CHICAGO, Sept 11 (Reuters) - Worry that a late-summer heat wave in the U.S. Midwest is shrinking the soybean crop, boosting the premium of soybean prices over corn, which should encourage South American farmers to plant a bumper soy crop there, traders said.
The Chicago Board of Trade soy/corn ratio, or the price of soy divided by corn, is a keystone annual reference point used by farmers in the United States and South America to determine profitability and allocate acres for planting each crop. To a great extent, both hemisphere crops are also hedged at the CBOT.
This autumn, the message is clear for South American farmers now ready to plant their 2013 crops. CBOT soybeans are trading nearly three times the price of corn.
”The job of that spread is to remain inflated. We have enough corn in the U.S., globally,“ said Rich Feltes, vice president of commodity research for brokerage RJ O‘Brien. ”We have a shortage of beans in the U.S. and we need to insure we have ample production in South America.
“The job of the market is to shrink corn acres, buy more soybean acres - not only in South America where it is already doing the job but in the U.S. next year,” Feltes said.
For decades, the United States was the No. 1 exporter and producer of soybeans. This year Brazil exported more soybeans than the United States, where the 2012 drought slashed supplies, and in recent years Brazil and Argentina combined have produced more soybeans than the United States.
Analysts differ on what point the ratio favors soybean planting over corn, with opinions ranging from 2.2-2.5 to 1. Above that level favors bean plantings while below that point triggers corn seedings. Either way, the current ratio encourages planting of soybeans.

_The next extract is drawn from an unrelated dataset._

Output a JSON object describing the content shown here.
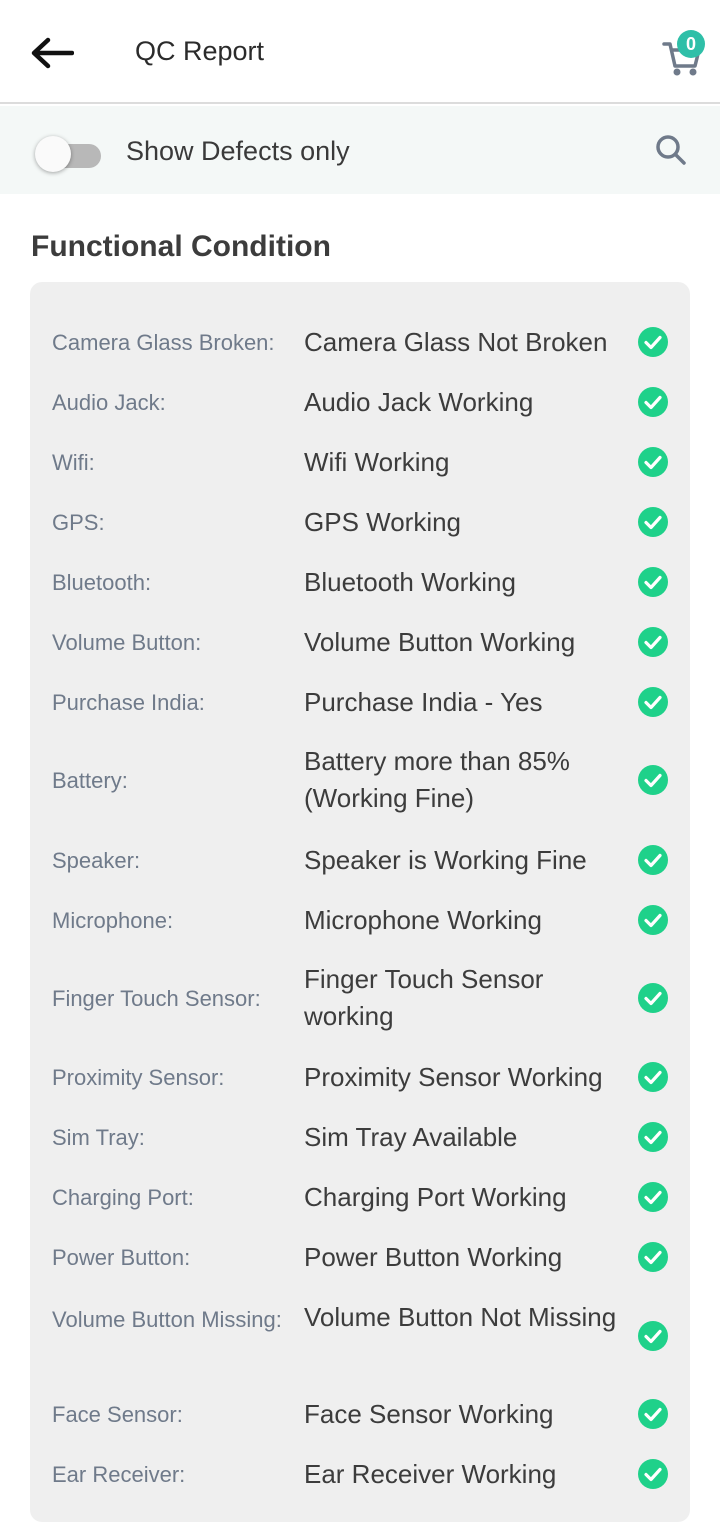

On Thursday, the Nov/Dec 2013 soybean corn ratio closed at was 2.87 to 1. The ratio is even more favorable in Brazil where cash prices reflect a soy/corn ratio of 3 to 1 in Parana and up to 4 to 1 in Mato Grosso, according to Michael Cordonnier, a closely followed crop advisor who tracks South American production and markets.
CBOT Nov soy/Dec corn price ratio soars:
“The record large safrinha corn crop in Brazil has pushed down prices so much that not even a weaker currency or government purchases of corn at the guaranteed minimum price of R$13 per sack has been able to pull up prices. In Mato Grosso there is still corn being sold for R$10 per sack, which is a little less than US$2 per bushel depending on the currency exchange rate,” Cordonnier said in a letter to customers.
Soy planting in Mato Grosso, the largest Brazilian soy state, officially starts on Sept. 15 and later in southern areas, while corn planting began about a month ago. Planting continues through December, with most occurring from October to November. Argentina has a similar planting season.
While the 2013 CBOT Nov/Dec soy-corn price ratio soared to new high of 2.97 this week, the 2014 May soy/corn is at 2.66 and the 2014 Nov/Dec ratio is closer to 2.36.
“That is really screaming that the deferred November beans really need to come up,” said Feltes. “Even with lower corn acres we’re going to build corn stocks in 2015 with big corn yields. We just need to continue shifting acres out of corn production.”
Traders are bracing for another jolt in the spread on Thursday when the U.S. Department of Agriculture will update its 2013 U.S. corn and soybean crop estimates. Private forecasters expect the agency to cut its corn production estimate 1 percent whereas the soy outlook could fall 3 percent, as the late summer heat wave was seen hurting soy yields more than corn.
“You get the kind of yield reductions we’re talking all of the sudden you’re at pipeline minimums for beans. You’ll be far from pipeline minimums for corn,” said Tim Emslie, grains research manager for CHS Inc CHSCP.O, the largest U.S. farm cooperative and a major corn hedger.
Feltes said: “That’s a ratio that’s going to stay very firm on breaks.”